§ YOUR ASSIGNMENT
The copy must match the data below line for line and contain no images.

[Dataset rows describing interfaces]
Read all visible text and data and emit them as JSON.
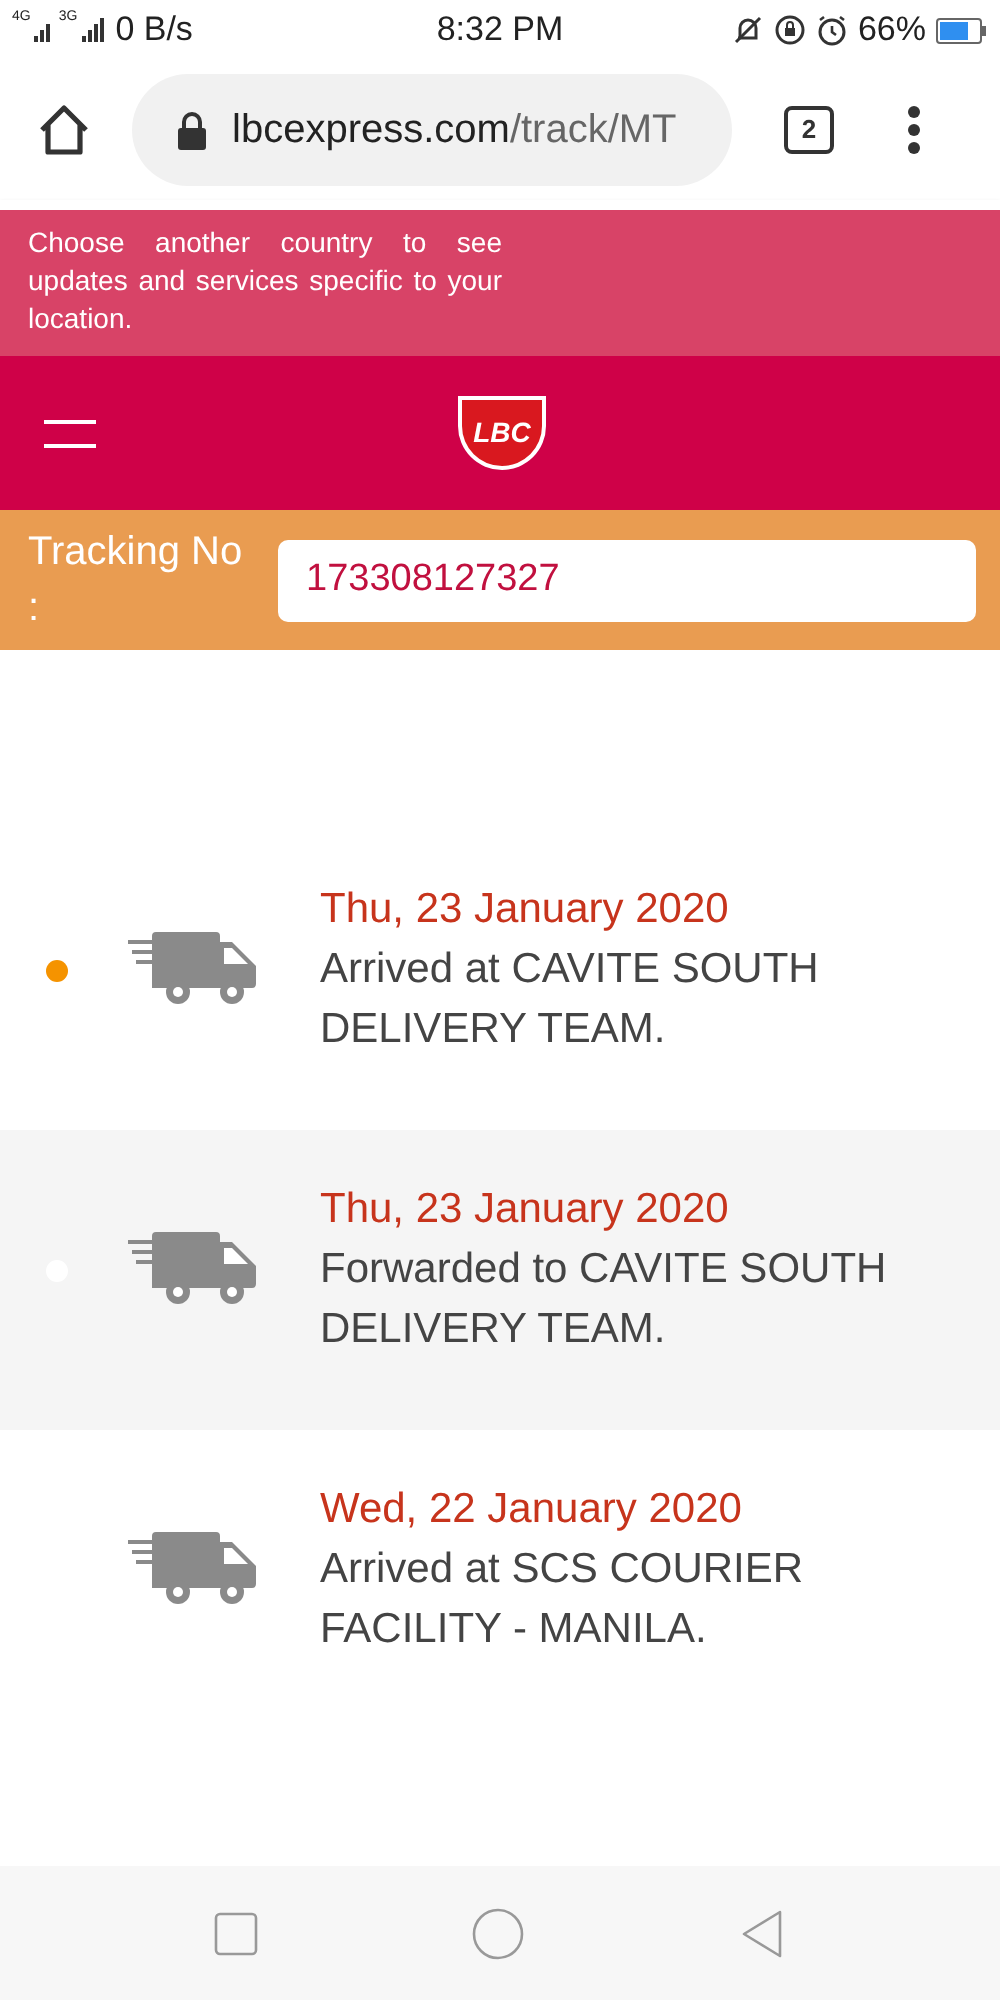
{
  "status_bar": {
    "network_labels": [
      "4G",
      "3G"
    ],
    "speed": "0 B/s",
    "time": "8:32 PM",
    "battery": "66%"
  },
  "browser": {
    "url_host": "lbcexpress.com",
    "url_path": "/track/MT",
    "tab_count": "2"
  },
  "country_banner": {
    "text": "Choose another country to see updates and services specific to your location."
  },
  "header": {
    "logo_text": "LBC"
  },
  "tracking": {
    "label": "Tracking No :",
    "value": "173308127327"
  },
  "events": [
    {
      "date": "Thu, 23 January 2020",
      "description": "Arrived at CAVITE SOUTH DELIVERY TEAM.",
      "color": "#f59300"
    },
    {
      "date": "Thu, 23 January 2020",
      "description": "Forwarded to CAVITE SOUTH DELIVERY TEAM.",
      "color": "#ffffff"
    },
    {
      "date": "Wed, 22 January 2020",
      "description": "Arrived at SCS COURIER FACILITY - MANILA."
    }
  ]
}
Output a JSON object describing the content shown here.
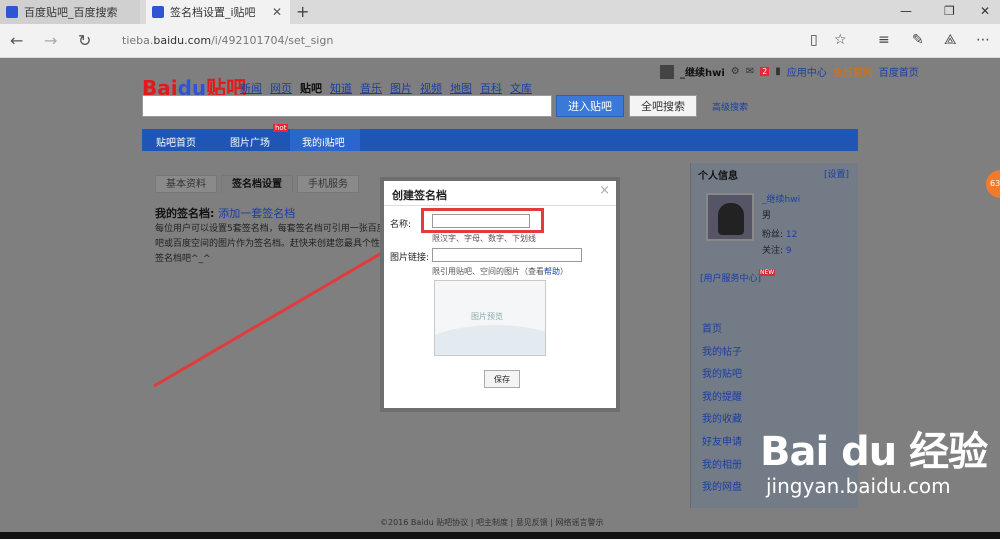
{
  "browser": {
    "tabs": [
      {
        "label": "百度贴吧_百度搜索"
      },
      {
        "label": "签名档设置_i贴吧"
      }
    ],
    "url_prefix": "tieba.",
    "url_domain": "baidu.com",
    "url_path": "/i/492101704/set_sign"
  },
  "header": {
    "logo_text": "Bai",
    "logo_paw": "du",
    "logo_suffix": "贴吧",
    "nav": [
      "新闻",
      "网页",
      "贴吧",
      "知道",
      "音乐",
      "图片",
      "视频",
      "地图",
      "百科",
      "文库"
    ],
    "user": "_继续hwi",
    "badge_count": "2",
    "links": [
      "应用中心",
      "会员官网",
      "百度首页"
    ],
    "enter_button": "进入贴吧",
    "search_all_button": "全吧搜索",
    "advanced_search": "高级搜索"
  },
  "mainnav": {
    "items": [
      "贴吧首页",
      "图片广场",
      "我的i贴吧"
    ],
    "hot_tag": "hot"
  },
  "content": {
    "tabs": [
      "基本资料",
      "签名档设置",
      "手机服务"
    ],
    "my_sig_label": "我的签名档:",
    "add_sig_link": "添加一套签名档",
    "desc": "每位用户可以设置5套签名档，每套签名档可引用一张百度贴吧或百度空间的图片作为签名档。赶快来创建您最具个性的签名档吧^_^"
  },
  "sidebar": {
    "title": "个人信息",
    "settings": "[设置]",
    "username": "_继续hwi",
    "gender": "男",
    "fans_label": "粉丝:",
    "fans": "12",
    "follow_label": "关注:",
    "follow": "9",
    "service_center": "[用户服务中心]",
    "new_tag": "NEW",
    "links": [
      "首页",
      "我的帖子",
      "我的贴吧",
      "我的提醒",
      "我的收藏",
      "好友申请",
      "我的相册",
      "我的网盘"
    ]
  },
  "footer": {
    "text": "©2016 Baidu 贴吧协议 | 吧主制度 | 意见反馈 | 网络谣言警示"
  },
  "modal": {
    "title": "创建签名档",
    "close": "×",
    "name_label": "名称:",
    "name_hint": "限汉字、字母、数字、下划线",
    "img_label": "图片链接:",
    "img_hint_prefix": "限引用贴吧、空间的图片（查看",
    "img_hint_link": "帮助",
    "img_hint_suffix": "）",
    "preview_text": "图片预览",
    "save_button": "保存"
  },
  "overlay": {
    "bubble": "63",
    "watermark_logo": "Bai du 经验",
    "watermark_url": "jingyan.baidu.com"
  },
  "colors": {
    "annotation_red": "#e23b3b",
    "nav_blue": "#1f56b5",
    "link_blue": "#1a3fa0"
  }
}
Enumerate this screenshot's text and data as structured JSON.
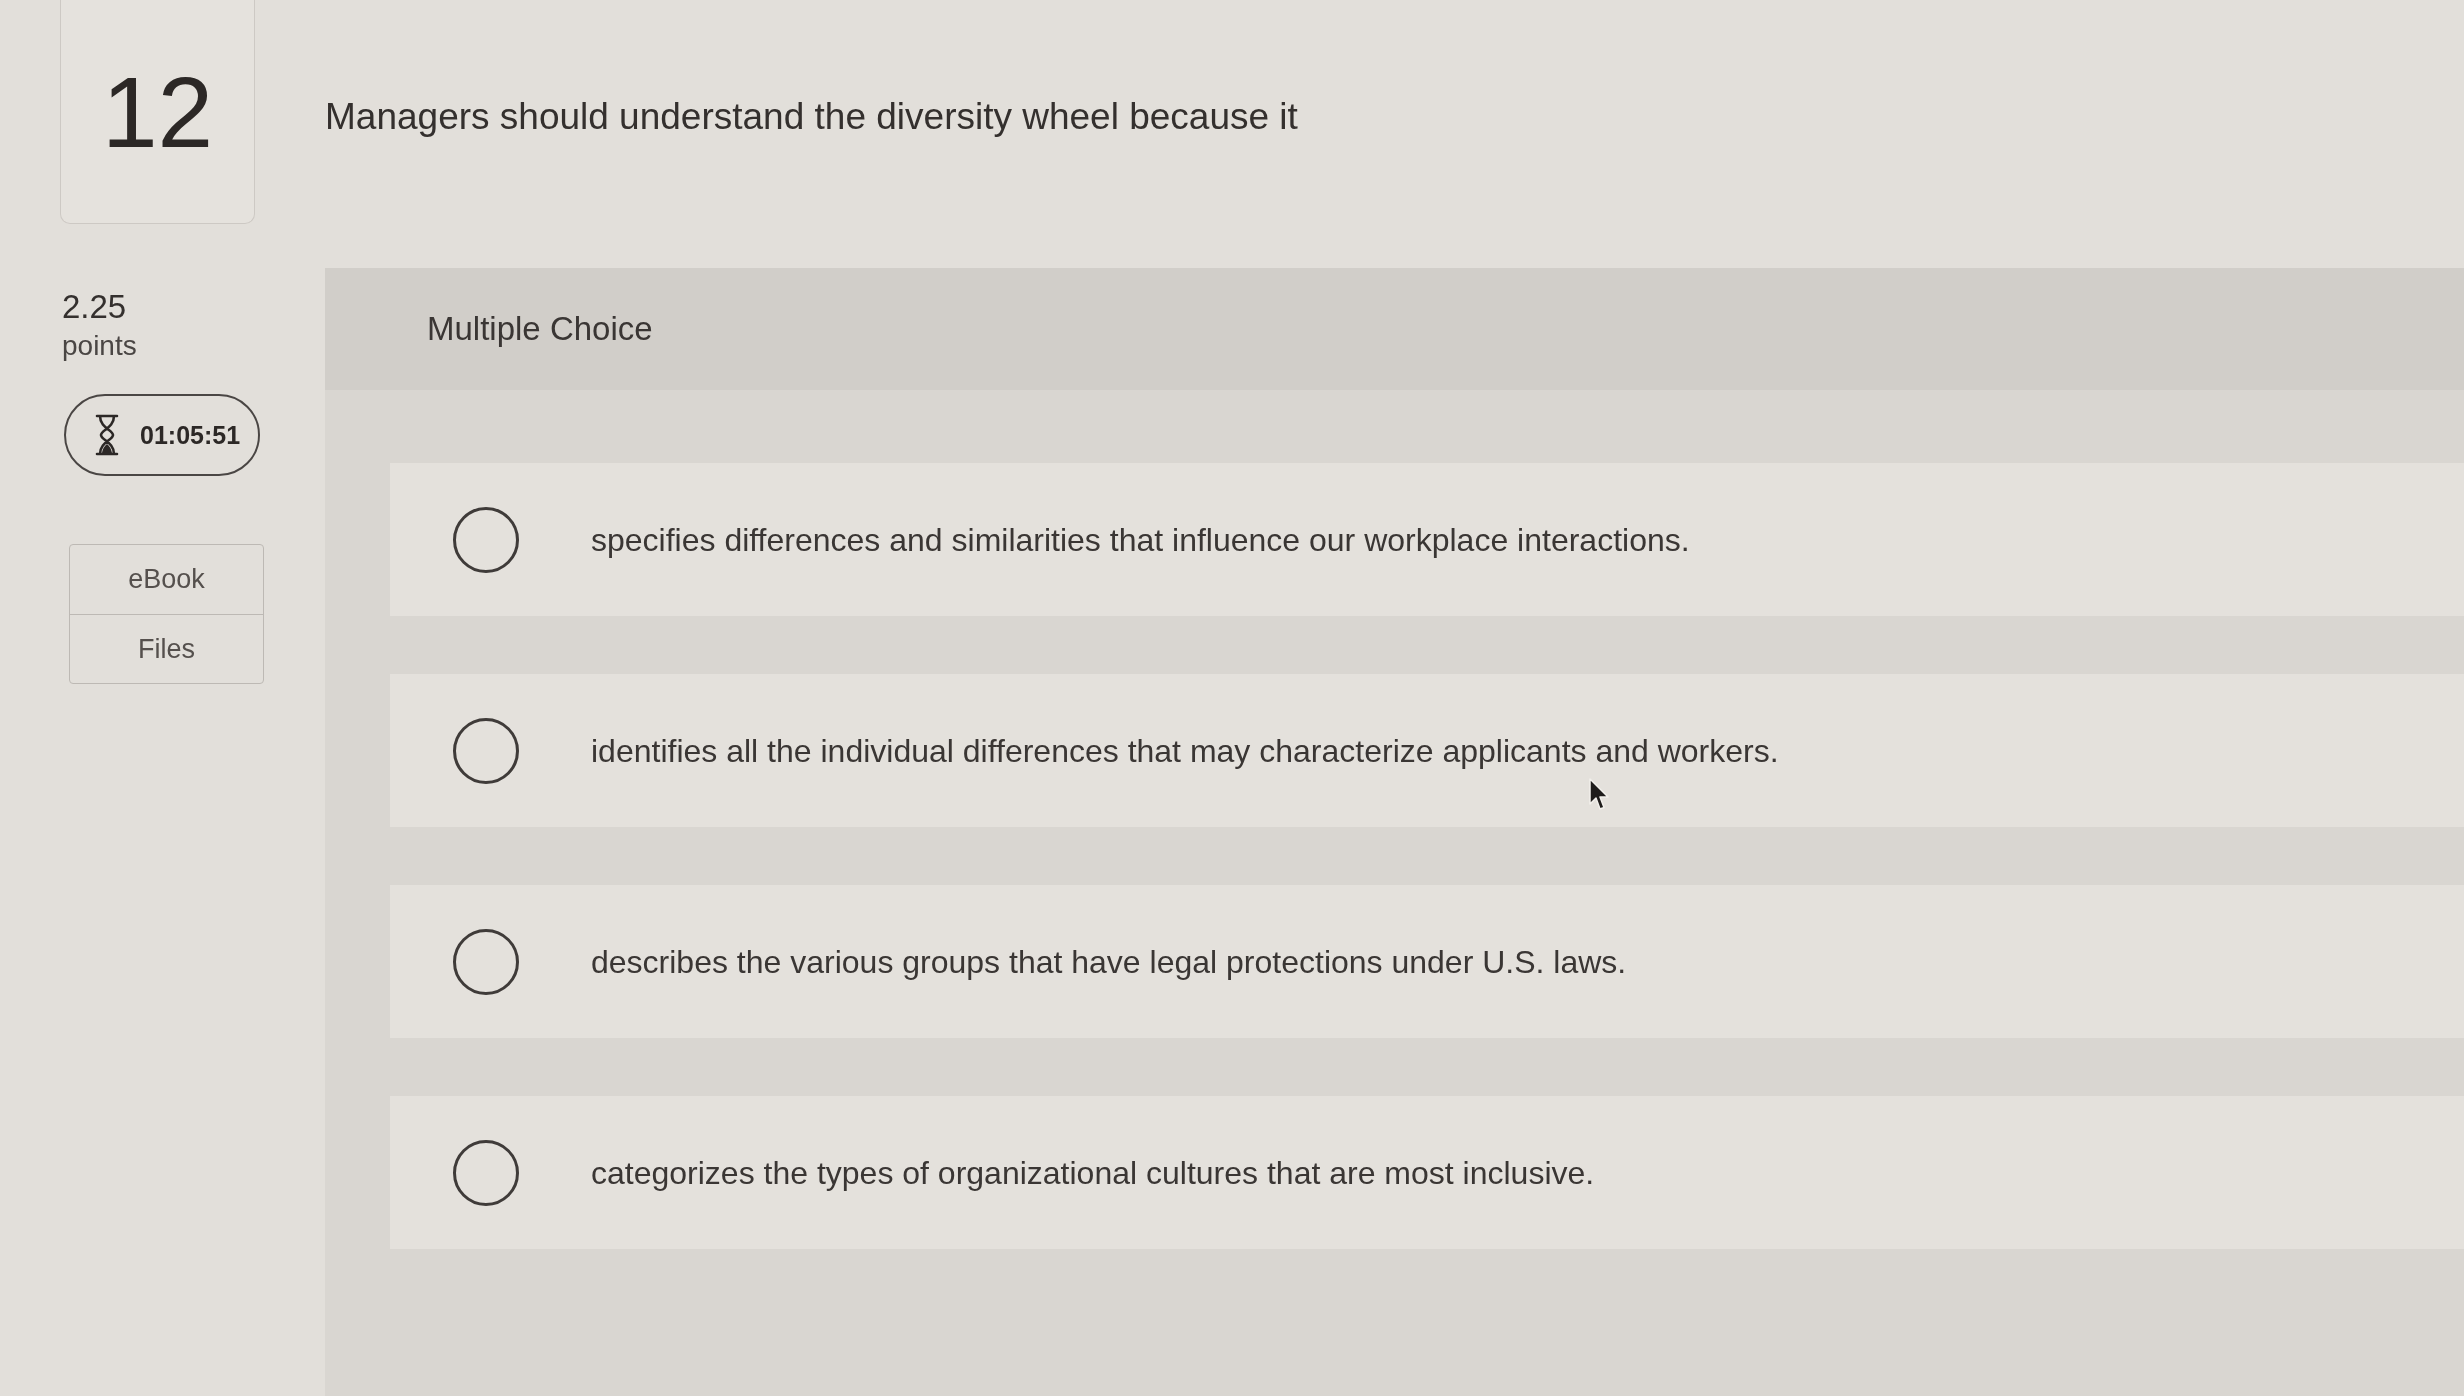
{
  "question": {
    "number": "12",
    "text": "Managers should understand the diversity wheel because it"
  },
  "points": {
    "value": "2.25",
    "label": "points"
  },
  "timer": {
    "time": "01:05:51"
  },
  "resources": [
    {
      "label": "eBook"
    },
    {
      "label": "Files"
    }
  ],
  "panel": {
    "type_label": "Multiple Choice"
  },
  "options": [
    {
      "text": "specifies differences and similarities that influence our workplace interactions.",
      "selected": false
    },
    {
      "text": "identifies all the individual differences that may characterize applicants and workers.",
      "selected": false
    },
    {
      "text": "describes the various groups that have legal protections under U.S. laws.",
      "selected": false
    },
    {
      "text": "categorizes the types of organizational cultures that are most inclusive.",
      "selected": false
    }
  ]
}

§ OUTPUT BELOW
Read all visible text and data and emit them as JSON.
{
  "status_bar": {
    "network_labels": [
      "4G",
      "3G"
    ],
    "speed": "0 B/s",
    "time": "8:32 PM",
    "battery": "66%"
  },
  "browser": {
    "url_host": "lbcexpress.com",
    "url_path": "/track/MT",
    "tab_count": "2"
  },
  "country_banner": {
    "text": "Choose another country to see updates and services specific to your location."
  },
  "header": {
    "logo_text": "LBC"
  },
  "tracking": {
    "label": "Tracking No :",
    "value": "173308127327"
  },
  "events": [
    {
      "date": "Thu, 23 January 2020",
      "description": "Arrived at CAVITE SOUTH DELIVERY TEAM.",
      "color": "#f59300"
    },
    {
      "date": "Thu, 23 January 2020",
      "description": "Forwarded to CAVITE SOUTH DELIVERY TEAM.",
      "color": "#ffffff"
    },
    {
      "date": "Wed, 22 January 2020",
      "description": "Arrived at SCS COURIER FACILITY - MANILA."
    }
  ]
}
Output a JSON object describing the content shown here.
{
  "browser": {
    "tabs": [
      {
        "label": "百度贴吧_百度搜索"
      },
      {
        "label": "签名档设置_i贴吧"
      }
    ],
    "url_prefix": "tieba.",
    "url_domain": "baidu.com",
    "url_path": "/i/492101704/set_sign"
  },
  "header": {
    "logo_text": "Bai",
    "logo_paw": "du",
    "logo_suffix": "贴吧",
    "nav": [
      "新闻",
      "网页",
      "贴吧",
      "知道",
      "音乐",
      "图片",
      "视频",
      "地图",
      "百科",
      "文库"
    ],
    "user": "_继续hwi",
    "badge_count": "2",
    "links": [
      "应用中心",
      "会员官网",
      "百度首页"
    ],
    "enter_button": "进入贴吧",
    "search_all_button": "全吧搜索",
    "advanced_search": "高级搜索"
  },
  "mainnav": {
    "items": [
      "贴吧首页",
      "图片广场",
      "我的i贴吧"
    ],
    "hot_tag": "hot"
  },
  "content": {
    "tabs": [
      "基本资料",
      "签名档设置",
      "手机服务"
    ],
    "my_sig_label": "我的签名档:",
    "add_sig_link": "添加一套签名档",
    "desc": "每位用户可以设置5套签名档，每套签名档可引用一张百度贴吧或百度空间的图片作为签名档。赶快来创建您最具个性的签名档吧^_^"
  },
  "sidebar": {
    "title": "个人信息",
    "settings": "[设置]",
    "username": "_继续hwi",
    "gender": "男",
    "fans_label": "粉丝:",
    "fans": "12",
    "follow_label": "关注:",
    "follow": "9",
    "service_center": "[用户服务中心]",
    "new_tag": "NEW",
    "links": [
      "首页",
      "我的帖子",
      "我的贴吧",
      "我的提醒",
      "我的收藏",
      "好友申请",
      "我的相册",
      "我的网盘"
    ]
  },
  "footer": {
    "text": "©2016 Baidu 贴吧协议 | 吧主制度 | 意见反馈 | 网络谣言警示"
  },
  "modal": {
    "title": "创建签名档",
    "close": "×",
    "name_label": "名称:",
    "name_hint": "限汉字、字母、数字、下划线",
    "img_label": "图片链接:",
    "img_hint_prefix": "限引用贴吧、空间的图片（查看",
    "img_hint_link": "帮助",
    "img_hint_suffix": "）",
    "preview_text": "图片预览",
    "save_button": "保存"
  },
  "overlay": {
    "bubble": "63",
    "watermark_logo": "Bai du 经验",
    "watermark_url": "jingyan.baidu.com"
  },
  "colors": {
    "annotation_red": "#e23b3b",
    "nav_blue": "#1f56b5",
    "link_blue": "#1a3fa0"
  }
}
Enumerate this screenshot's text and data as structured JSON.
{
  "question": {
    "number": "12",
    "text": "Managers should understand the diversity wheel because it"
  },
  "points": {
    "value": "2.25",
    "label": "points"
  },
  "timer": {
    "time": "01:05:51"
  },
  "resources": [
    {
      "label": "eBook"
    },
    {
      "label": "Files"
    }
  ],
  "panel": {
    "type_label": "Multiple Choice"
  },
  "options": [
    {
      "text": "specifies differences and similarities that influence our workplace interactions.",
      "selected": false
    },
    {
      "text": "identifies all the individual differences that may characterize applicants and workers.",
      "selected": false
    },
    {
      "text": "describes the various groups that have legal protections under U.S. laws.",
      "selected": false
    },
    {
      "text": "categorizes the types of organizational cultures that are most inclusive.",
      "selected": false
    }
  ]
}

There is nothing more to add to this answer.